## REQUIRED WORK
For the records below, give the number of lines in which "mesh" appears, and add nothing else.

## Data records
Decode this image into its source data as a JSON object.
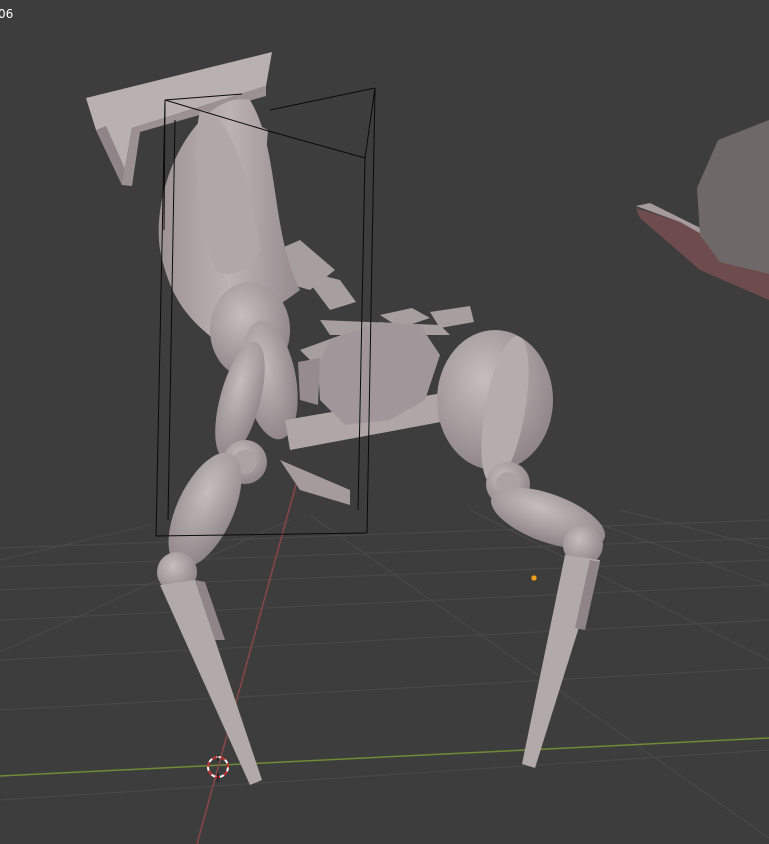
{
  "viewport": {
    "corner_text": "06",
    "background": "#3d3d3d",
    "grid_color": "#4b4b4b",
    "x_axis_color": "#7a9a3c",
    "y_axis_color": "#9a4a4a",
    "object_color": "#b2a9aa",
    "object_shadow": "#8f8588",
    "bbox_color": "#000000",
    "origin_color": "#f0a020"
  },
  "scene": {
    "objects": [
      {
        "name": "robot-legs-mesh",
        "type": "mesh"
      },
      {
        "name": "partial-mesh-right",
        "type": "mesh"
      },
      {
        "name": "bounding-box-wireframe",
        "type": "wireframe"
      },
      {
        "name": "3d-cursor",
        "type": "cursor"
      },
      {
        "name": "object-origin",
        "type": "origin"
      }
    ]
  }
}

## SOLUTION FOR THIS PROBLEM
4